Bankers are all sharks! Or is it just more nuanced and is a salary of 500,000 to one million euros a acceptable reward for the highly complex and responsible functions they exercise?
Louk de Wilde (69) knows the boardrooms of the banking operations from within. He started his career in the early 1980s as a young manager with a bonus of 3000 guilders and ended up as ceo of Fortis Switzerland. He earned a good salary by several tons, but became not very rich. He stopped in 2004 when mother bank Fortis got into trouble and eventually had to be taken over by the Dutch and Belgian Governments. De Wilde came in the news last year with his book Bankers never learn. In his book he explains why banks never really learn from a crisis. “You see it now to the policy of the central banks, by constantly pumping more new money into the economy. It is to make paying off debts by new debts. That leads to a new crisis in the long term. “
De Wilde lives partly in Switzerland, partly in the Netherlands and has closely followed all the commotion about the salary increase of a ton for the Board members of the ABN Amro. “First the remuneration structure of the banks for the crisis was completely out of control. It can of course not be the case that a manager can be financially independent in a few years time. They are not independent entrepreneurs, who put a product or a service on the market for their own risk. They may earn millions for all I care. But for a director or manager there are other standards.
David saw the financial excesses of the 1990s arise in business in the United States. “There was the concept of shareholder value. If the management could realize that the shares went up, they were allowed to earn everything what they wanted. That’s what came to us via England, first at the business and later also at the banks. ”
The salary of the members of the Board of ABN Amro finds de Wilde certainly not out of proportion. “You can argue whether it must be some more or less, but it’s not nearly as much as what the top in business makes. The bank salaries has become the plaything of politics. I find that sad. ” De Wilde knows from experience that it is not easy to lead a bank. “They are very complex organizations, with on the one hand, employees in the sales like to take risks and, on the other hand, the risk managers who should be on the brake pedal. You have always the trade off: what can be done and what could turn out wrong. ”
“You have to manage that your records are in order, your balance and comply with the rules of the supervisor. You have to deal with politicians. You need to make sure your have customers and manage to keep them. All of that makes you need highly qualified people. That cosst money, but then we talk not about a million or so. That is greatly exaggerated. And certainly do not award them with options or bonuses.
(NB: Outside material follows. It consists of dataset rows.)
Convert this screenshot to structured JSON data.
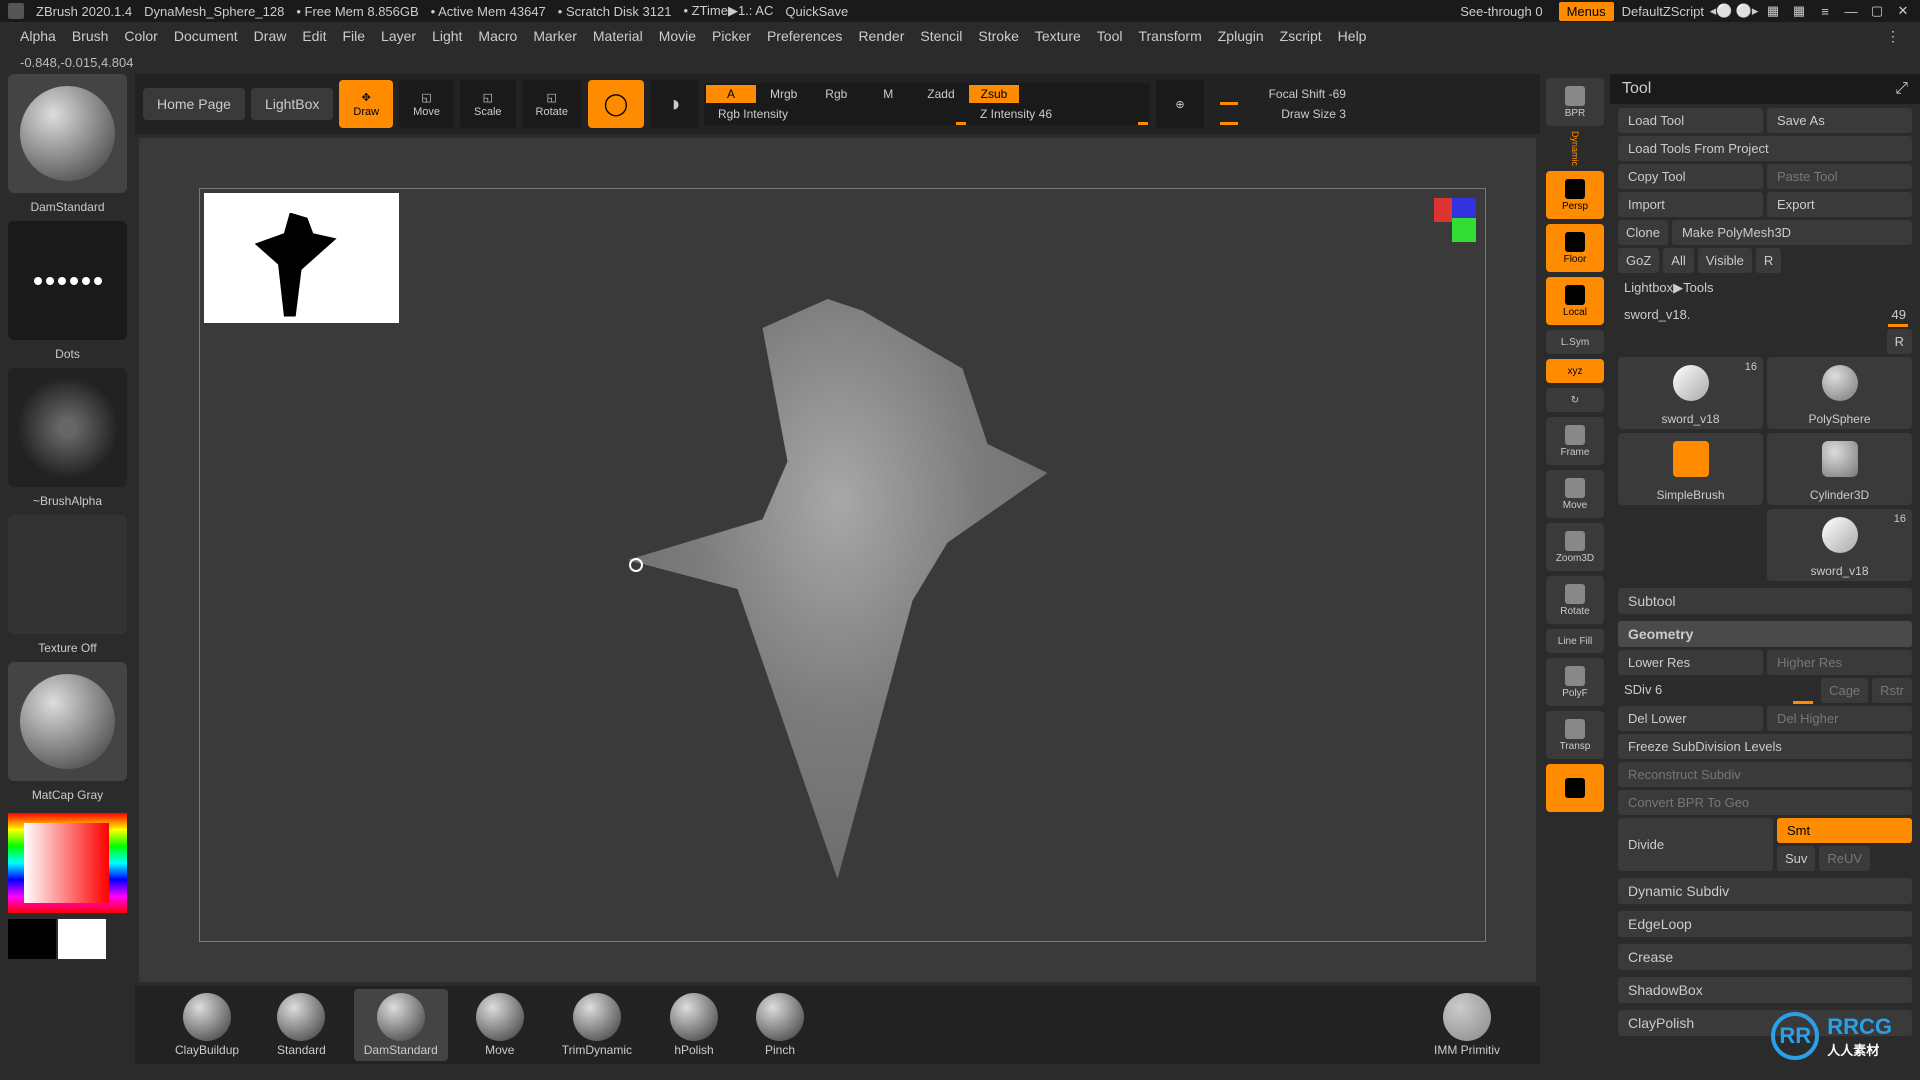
{
  "title_bar": {
    "app": "ZBrush 2020.1.4",
    "doc": "DynaMesh_Sphere_128",
    "freemem": "• Free Mem 8.856GB",
    "activemem": "• Active Mem 43647",
    "scratch": "• Scratch Disk 3121",
    "ztime": "• ZTime▶1.:  AC",
    "quicksave": "QuickSave",
    "seethrough": "See-through  0",
    "menus": "Menus",
    "zscript": "DefaultZScript"
  },
  "menu": [
    "Alpha",
    "Brush",
    "Color",
    "Document",
    "Draw",
    "Edit",
    "File",
    "Layer",
    "Light",
    "Macro",
    "Marker",
    "Material",
    "Movie",
    "Picker",
    "Preferences",
    "Render",
    "Stencil",
    "Stroke",
    "Texture",
    "Tool",
    "Transform",
    "Zplugin",
    "Zscript",
    "Help"
  ],
  "coords": "-0.848,-0.015,4.804",
  "top": {
    "home": "Home Page",
    "lightbox": "LightBox",
    "draw": "Draw",
    "move": "Move",
    "scale": "Scale",
    "rotate": "Rotate",
    "modes": {
      "a": "A",
      "mrgb": "Mrgb",
      "rgb": "Rgb",
      "m": "M",
      "zadd": "Zadd",
      "zsub": "Zsub"
    },
    "rgb_intensity": "Rgb Intensity",
    "z_intensity": "Z Intensity 46",
    "focal_shift": "Focal Shift -69",
    "draw_size": "Draw Size 3"
  },
  "left": {
    "brush": "DamStandard",
    "stroke": "Dots",
    "alpha": "~BrushAlpha",
    "texture": "Texture Off",
    "material": "MatCap Gray"
  },
  "right_sidebar": [
    "BPR",
    "Persp",
    "Floor",
    "Local",
    "L.Sym",
    "xyz",
    "",
    "Frame",
    "Move",
    "Zoom3D",
    "Rotate",
    "Line Fill",
    "PolyF",
    "Transp",
    ""
  ],
  "right_sidebar_orange": [
    false,
    true,
    true,
    true,
    false,
    true,
    false,
    false,
    false,
    false,
    false,
    false,
    false,
    false,
    true
  ],
  "right_sidebar_dynamic": "Dynamic",
  "shelf": [
    "ClayBuildup",
    "Standard",
    "DamStandard",
    "Move",
    "TrimDynamic",
    "hPolish",
    "Pinch",
    "IMM Primitiv"
  ],
  "shelf_active": 2,
  "tool": {
    "header": "Tool",
    "buttons": [
      [
        "Load Tool",
        "Save As"
      ],
      [
        "Load Tools From Project"
      ],
      [
        "Copy Tool",
        "Paste Tool"
      ],
      [
        "Import",
        "Export"
      ],
      [
        "Clone",
        "Make PolyMesh3D"
      ],
      [
        "GoZ",
        "All",
        "Visible",
        "R"
      ]
    ],
    "disabled": [
      "Paste Tool"
    ],
    "path": "Lightbox▶Tools",
    "current": {
      "name": "sword_v18.",
      "val": "49",
      "r": "R"
    },
    "thumbs": [
      {
        "label": "sword_v18",
        "badge": "16"
      },
      {
        "label": "PolySphere",
        "badge": ""
      },
      {
        "label": "SimpleBrush",
        "badge": ""
      },
      {
        "label": "Cylinder3D",
        "badge": ""
      },
      {
        "label": "",
        "badge": ""
      },
      {
        "label": "sword_v18",
        "badge": "16"
      }
    ],
    "sections": {
      "subtool": "Subtool",
      "geometry": "Geometry",
      "rows": [
        [
          "Lower Res",
          "Higher Res"
        ],
        [
          "Del Lower",
          "Del Higher"
        ]
      ],
      "sdiv": {
        "label": "SDiv 6",
        "cage": "Cage",
        "rstr": "Rstr"
      },
      "freeze": "Freeze SubDivision Levels",
      "recon": "Reconstruct Subdiv",
      "convert": "Convert BPR To Geo",
      "divide": "Divide",
      "smt": "Smt",
      "suv": "Suv",
      "reuv": "ReUV",
      "list": [
        "Dynamic Subdiv",
        "EdgeLoop",
        "Crease",
        "ShadowBox",
        "ClayPolish"
      ]
    }
  },
  "watermark": {
    "logo": "RR",
    "text1": "RRCG",
    "text2": "人人素材"
  },
  "chart_data": null
}
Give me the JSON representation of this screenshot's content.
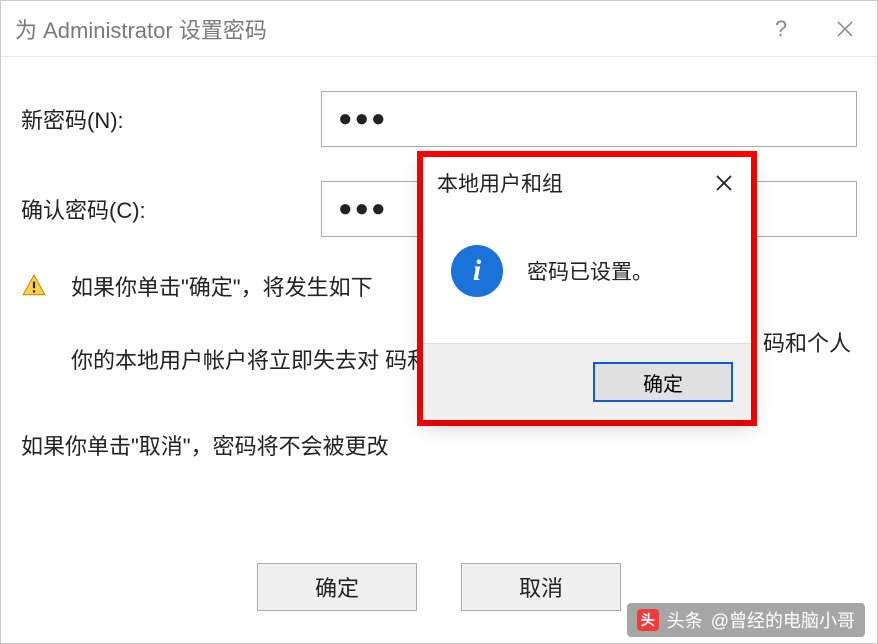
{
  "window": {
    "title": "为 Administrator 设置密码",
    "help_tooltip": "?",
    "close_tooltip": "×"
  },
  "form": {
    "new_password_label": "新密码(N):",
    "new_password_value": "●●●",
    "confirm_password_label": "确认密码(C):",
    "confirm_password_value": "●●●"
  },
  "warning": {
    "line1": "如果你单击\"确定\"，将发生如下",
    "line2": "你的本地用户帐户将立即失去对                                             码和个人安全证书的访问权。",
    "line3": "如果你单击\"取消\"，密码将不会被更改"
  },
  "buttons": {
    "ok": "确定",
    "cancel": "取消"
  },
  "popup": {
    "title": "本地用户和组",
    "message": "密码已设置。",
    "ok": "确定"
  },
  "trail": "码和个人",
  "watermark": {
    "prefix": "头条",
    "text": "@曾经的电脑小哥"
  }
}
With bankers, so knows de Wilde, nothing human is strange. Their salary is not only to purchases or to buy a car, it is also a piece of recognition of their abilities. High salary means high regard. David: “also in my time there were all of those desks with lists, which you could see what other companies and banks paid to their top employees. Then you might step to your commissioners with the question: what are we going to do about my salary. Look what they earn at the competitor. And if you do well and you makes 60 million profit no major problems there with a high salary. “
Yet shows that many supervisors in both the public and private sector, quite easy provided very generous salary increases. David: “that’s right, also there are made a lot of mistakes. But look at many of those supervisors. Some are very rich, owning itself tens of millions. Then you look very different at a salary increase of a half or a whole ton, then that employee whose job is on the line. ”
The question is whether leading a bank is ‘ Nice work ‘. David: “In my time though, I worked as general manager and CEO with a lot of pleasure. But then it was still a venerable bank manager job, like that of the notary and the mayor. That’s obviously changed.
So if it’s still such an attractive job? I am not sure. “